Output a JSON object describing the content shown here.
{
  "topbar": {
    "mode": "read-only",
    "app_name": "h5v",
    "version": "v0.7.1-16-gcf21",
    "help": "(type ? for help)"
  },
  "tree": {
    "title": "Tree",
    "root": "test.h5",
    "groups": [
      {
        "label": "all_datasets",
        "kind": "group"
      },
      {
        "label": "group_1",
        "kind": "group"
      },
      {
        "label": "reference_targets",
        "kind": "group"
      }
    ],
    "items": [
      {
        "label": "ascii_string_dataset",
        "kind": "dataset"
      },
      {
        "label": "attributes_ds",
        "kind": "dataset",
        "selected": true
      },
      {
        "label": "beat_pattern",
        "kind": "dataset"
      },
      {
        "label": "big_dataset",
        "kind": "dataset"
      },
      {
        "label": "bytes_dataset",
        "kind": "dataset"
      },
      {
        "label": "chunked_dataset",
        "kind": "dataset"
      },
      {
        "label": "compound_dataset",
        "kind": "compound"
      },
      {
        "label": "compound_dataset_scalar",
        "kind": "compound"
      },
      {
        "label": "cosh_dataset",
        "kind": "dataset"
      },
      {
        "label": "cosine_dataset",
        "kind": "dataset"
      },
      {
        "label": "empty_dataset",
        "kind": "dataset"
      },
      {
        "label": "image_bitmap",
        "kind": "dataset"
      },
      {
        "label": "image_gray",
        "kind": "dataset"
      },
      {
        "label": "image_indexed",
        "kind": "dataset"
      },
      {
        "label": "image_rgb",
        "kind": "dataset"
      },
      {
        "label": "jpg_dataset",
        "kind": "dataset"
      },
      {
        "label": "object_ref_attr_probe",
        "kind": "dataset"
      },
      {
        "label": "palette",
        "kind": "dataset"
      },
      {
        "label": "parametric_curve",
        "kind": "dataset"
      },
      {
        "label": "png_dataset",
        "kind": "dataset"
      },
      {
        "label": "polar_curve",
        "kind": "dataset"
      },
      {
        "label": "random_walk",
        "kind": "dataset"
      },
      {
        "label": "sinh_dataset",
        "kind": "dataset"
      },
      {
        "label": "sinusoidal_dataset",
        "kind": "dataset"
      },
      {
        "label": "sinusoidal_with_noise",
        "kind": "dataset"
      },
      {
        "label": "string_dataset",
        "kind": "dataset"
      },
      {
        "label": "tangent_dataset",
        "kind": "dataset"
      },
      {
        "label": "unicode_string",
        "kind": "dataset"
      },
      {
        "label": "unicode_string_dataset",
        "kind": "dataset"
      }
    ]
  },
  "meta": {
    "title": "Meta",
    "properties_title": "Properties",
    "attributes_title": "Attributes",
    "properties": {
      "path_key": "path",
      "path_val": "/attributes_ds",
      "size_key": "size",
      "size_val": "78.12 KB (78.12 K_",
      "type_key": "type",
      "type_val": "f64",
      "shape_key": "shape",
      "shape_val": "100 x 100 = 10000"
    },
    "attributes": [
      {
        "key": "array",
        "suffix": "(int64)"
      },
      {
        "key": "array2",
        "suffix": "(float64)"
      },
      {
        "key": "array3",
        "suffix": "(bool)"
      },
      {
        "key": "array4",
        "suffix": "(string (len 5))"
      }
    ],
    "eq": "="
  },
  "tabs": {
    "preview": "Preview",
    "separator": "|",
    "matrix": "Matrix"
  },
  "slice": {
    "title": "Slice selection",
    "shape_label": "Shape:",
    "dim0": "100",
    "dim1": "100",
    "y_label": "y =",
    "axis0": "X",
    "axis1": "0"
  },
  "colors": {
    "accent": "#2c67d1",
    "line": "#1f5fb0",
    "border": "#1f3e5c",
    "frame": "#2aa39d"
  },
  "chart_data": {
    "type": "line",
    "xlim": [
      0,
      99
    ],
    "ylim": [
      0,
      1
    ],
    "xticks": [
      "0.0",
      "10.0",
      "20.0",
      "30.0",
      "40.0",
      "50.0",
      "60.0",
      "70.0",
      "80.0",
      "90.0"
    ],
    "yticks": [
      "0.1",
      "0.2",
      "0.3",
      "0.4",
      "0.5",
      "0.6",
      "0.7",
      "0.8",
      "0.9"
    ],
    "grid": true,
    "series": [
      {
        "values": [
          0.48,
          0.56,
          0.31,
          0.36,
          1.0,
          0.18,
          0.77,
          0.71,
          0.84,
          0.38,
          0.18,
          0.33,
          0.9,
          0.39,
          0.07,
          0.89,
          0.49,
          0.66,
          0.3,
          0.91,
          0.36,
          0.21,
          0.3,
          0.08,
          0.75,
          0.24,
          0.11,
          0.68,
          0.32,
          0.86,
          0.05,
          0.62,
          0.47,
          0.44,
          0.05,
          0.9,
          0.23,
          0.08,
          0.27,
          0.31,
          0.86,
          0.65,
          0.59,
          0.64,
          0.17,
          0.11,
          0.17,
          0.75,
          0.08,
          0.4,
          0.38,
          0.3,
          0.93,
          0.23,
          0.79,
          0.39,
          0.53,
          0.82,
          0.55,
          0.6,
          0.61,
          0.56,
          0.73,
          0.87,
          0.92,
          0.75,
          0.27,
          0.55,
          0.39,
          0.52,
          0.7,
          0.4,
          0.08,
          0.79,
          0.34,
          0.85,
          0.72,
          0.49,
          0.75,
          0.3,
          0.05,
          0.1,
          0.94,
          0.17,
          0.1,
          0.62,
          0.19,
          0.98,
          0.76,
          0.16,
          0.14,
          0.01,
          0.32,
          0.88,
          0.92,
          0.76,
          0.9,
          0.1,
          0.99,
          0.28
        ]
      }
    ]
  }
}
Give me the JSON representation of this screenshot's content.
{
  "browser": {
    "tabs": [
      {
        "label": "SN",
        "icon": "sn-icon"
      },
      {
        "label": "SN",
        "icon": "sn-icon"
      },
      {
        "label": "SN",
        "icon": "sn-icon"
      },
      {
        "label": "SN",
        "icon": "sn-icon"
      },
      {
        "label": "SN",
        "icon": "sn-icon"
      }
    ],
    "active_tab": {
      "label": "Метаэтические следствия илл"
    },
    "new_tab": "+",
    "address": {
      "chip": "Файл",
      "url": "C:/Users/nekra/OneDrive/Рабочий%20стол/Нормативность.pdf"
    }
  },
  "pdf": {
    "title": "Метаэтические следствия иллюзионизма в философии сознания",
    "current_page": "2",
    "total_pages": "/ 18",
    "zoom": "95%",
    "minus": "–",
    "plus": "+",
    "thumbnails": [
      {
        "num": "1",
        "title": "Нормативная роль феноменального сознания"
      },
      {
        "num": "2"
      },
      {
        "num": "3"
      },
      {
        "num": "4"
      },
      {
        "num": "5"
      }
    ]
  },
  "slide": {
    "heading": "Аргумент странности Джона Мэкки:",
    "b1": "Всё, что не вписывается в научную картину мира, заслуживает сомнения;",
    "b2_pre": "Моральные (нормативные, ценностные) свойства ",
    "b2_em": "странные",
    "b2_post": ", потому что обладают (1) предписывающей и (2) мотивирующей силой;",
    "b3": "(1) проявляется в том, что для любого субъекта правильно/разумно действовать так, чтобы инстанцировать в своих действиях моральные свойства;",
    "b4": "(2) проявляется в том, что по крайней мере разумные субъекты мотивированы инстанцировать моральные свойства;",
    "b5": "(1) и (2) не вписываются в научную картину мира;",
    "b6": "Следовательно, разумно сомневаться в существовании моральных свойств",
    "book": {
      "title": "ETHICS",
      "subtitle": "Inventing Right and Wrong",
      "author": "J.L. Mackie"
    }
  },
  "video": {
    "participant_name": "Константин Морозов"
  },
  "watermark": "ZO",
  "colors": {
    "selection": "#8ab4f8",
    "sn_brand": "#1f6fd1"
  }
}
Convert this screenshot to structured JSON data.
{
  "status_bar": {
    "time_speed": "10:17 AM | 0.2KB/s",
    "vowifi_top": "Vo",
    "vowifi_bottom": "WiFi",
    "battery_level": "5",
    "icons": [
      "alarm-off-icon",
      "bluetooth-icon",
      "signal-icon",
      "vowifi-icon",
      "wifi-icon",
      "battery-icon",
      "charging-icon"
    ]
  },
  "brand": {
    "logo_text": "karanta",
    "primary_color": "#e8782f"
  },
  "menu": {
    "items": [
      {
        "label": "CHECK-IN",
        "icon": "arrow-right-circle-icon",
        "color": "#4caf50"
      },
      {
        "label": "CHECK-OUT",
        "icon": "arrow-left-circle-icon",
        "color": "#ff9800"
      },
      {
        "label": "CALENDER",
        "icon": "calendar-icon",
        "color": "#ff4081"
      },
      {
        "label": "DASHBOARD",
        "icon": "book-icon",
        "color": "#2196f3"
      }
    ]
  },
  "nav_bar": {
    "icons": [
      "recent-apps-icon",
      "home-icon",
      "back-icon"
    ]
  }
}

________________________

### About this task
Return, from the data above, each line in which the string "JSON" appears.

### Written answer
Output a JSON object describing the content shown here.
Give me the JSON representation of this screenshot's content.
Convert this screenshot to structured JSON data.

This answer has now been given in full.